Finally, mathematical resilience describes that quality by which some learners approach mathematics with agency, persistence and a willingness to discuss, reflect and research. Learning mathematics can be difficult, but struggling and overcoming those obstacles brings satisfaction with success.

Having a prevailing fixed theory of learning (Dweck 2000), where students are led to believe that they have a ceiling to what they can do, runs counter to the idea that with effort and the right sort of help, learning can grow. In our classrooms we must give students problems that challenge them and help them to consider how they can use a range of resources to solve those problems.

So what does this all mean as a school leader? As a leader of teaching and learning?

  • Is there a mixture of routine and discovery in mathematics lessons?
  • Is knowledge seen as facts or skills?
  • Do you expect progression to be linear?
  • Does your mathematics team understand the underlying concepts?
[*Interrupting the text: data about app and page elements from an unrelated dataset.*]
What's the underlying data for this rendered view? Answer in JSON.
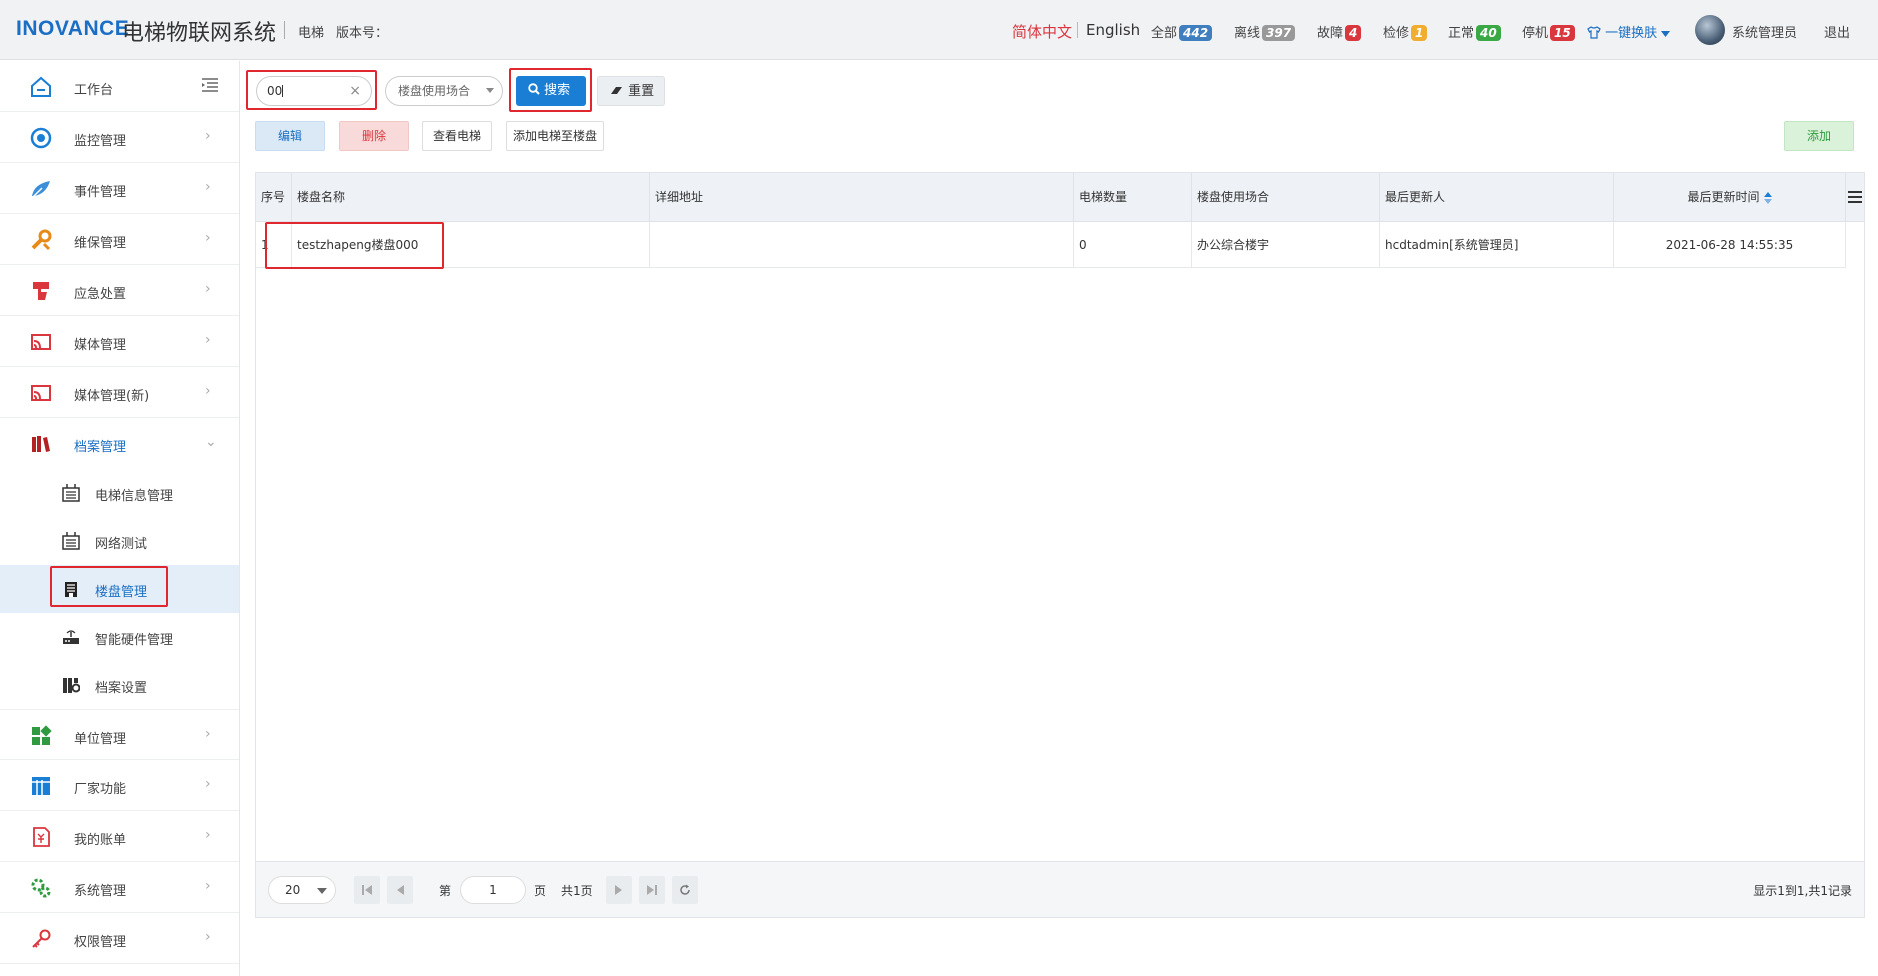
{
  "header": {
    "logo": "INOVANCE",
    "title": "电梯物联网系统",
    "elevator_label": "电梯",
    "version_label": "版本号：",
    "lang_cn": "简体中文",
    "lang_en": "English",
    "stats": [
      {
        "label": "全部",
        "count": "442",
        "color": "#3f7fbf"
      },
      {
        "label": "离线",
        "count": "397",
        "color": "#999999"
      },
      {
        "label": "故障",
        "count": "4",
        "color": "#d9363e"
      },
      {
        "label": "检修",
        "count": "1",
        "color": "#f0ad30"
      },
      {
        "label": "正常",
        "count": "40",
        "color": "#3aa845"
      },
      {
        "label": "停机",
        "count": "15",
        "color": "#d9363e"
      }
    ],
    "skin_label": "一键换肤",
    "user_name": "系统管理员",
    "logout": "退出"
  },
  "sidebar": {
    "workbench": "工作台",
    "items": [
      {
        "label": "监控管理",
        "icon": "monitor-icon"
      },
      {
        "label": "事件管理",
        "icon": "event-icon"
      },
      {
        "label": "维保管理",
        "icon": "maintenance-icon"
      },
      {
        "label": "应急处置",
        "icon": "emergency-icon"
      },
      {
        "label": "媒体管理",
        "icon": "media-icon"
      },
      {
        "label": "媒体管理(新)",
        "icon": "media-new-icon"
      },
      {
        "label": "档案管理",
        "icon": "archive-icon"
      },
      {
        "label": "单位管理",
        "icon": "unit-icon"
      },
      {
        "label": "厂家功能",
        "icon": "factory-icon"
      },
      {
        "label": "我的账单",
        "icon": "bill-icon"
      },
      {
        "label": "系统管理",
        "icon": "system-icon"
      },
      {
        "label": "权限管理",
        "icon": "permission-icon"
      }
    ],
    "sub_items": [
      {
        "label": "电梯信息管理"
      },
      {
        "label": "网络测试"
      },
      {
        "label": "楼盘管理"
      },
      {
        "label": "智能硬件管理"
      },
      {
        "label": "档案设置"
      }
    ]
  },
  "toolbar": {
    "search_value": "00",
    "select_placeholder": "楼盘使用场合",
    "search_btn": "搜索",
    "reset_btn": "重置",
    "edit_btn": "编辑",
    "delete_btn": "删除",
    "view_btn": "查看电梯",
    "add_to_btn": "添加电梯至楼盘",
    "add_btn": "添加"
  },
  "table": {
    "columns": [
      "序号",
      "楼盘名称",
      "详细地址",
      "电梯数量",
      "楼盘使用场合",
      "最后更新人",
      "最后更新时间"
    ],
    "rows": [
      [
        "1",
        "testzhapeng楼盘000",
        "",
        "0",
        "办公综合楼宇",
        "hcdtadmin[系统管理员]",
        "2021-06-28 14:55:35"
      ]
    ]
  },
  "pager": {
    "page_size": "20",
    "page_prefix": "第",
    "page_value": "1",
    "page_suffix": "页",
    "total_pages": "共1页",
    "info": "显示1到1,共1记录"
  }
}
Are you dealing with non-specialists teaching mathematics who donít have a full understanding of the building blocks to mathematical development?

It is striking that adults are happy to say, ďIím rubbish at mathematics,Ē but very rarely will someone comfortably admit, ďIím no good at English.Ē By ensuring that students are mastering the basic concepts, I believe we can overcome the notion that it is OK to be not very good at mathematics and to help all students to achieve.

Julia Upton is Headteacher at Debenham High School, Suffolk and author of Teach Now! Mathematics: Becoming a great mathematics teacher.

Your professional development

Book your place on our Conference for Heads of English, Maths and Science on 2 February in London. See here for more: www. emsconference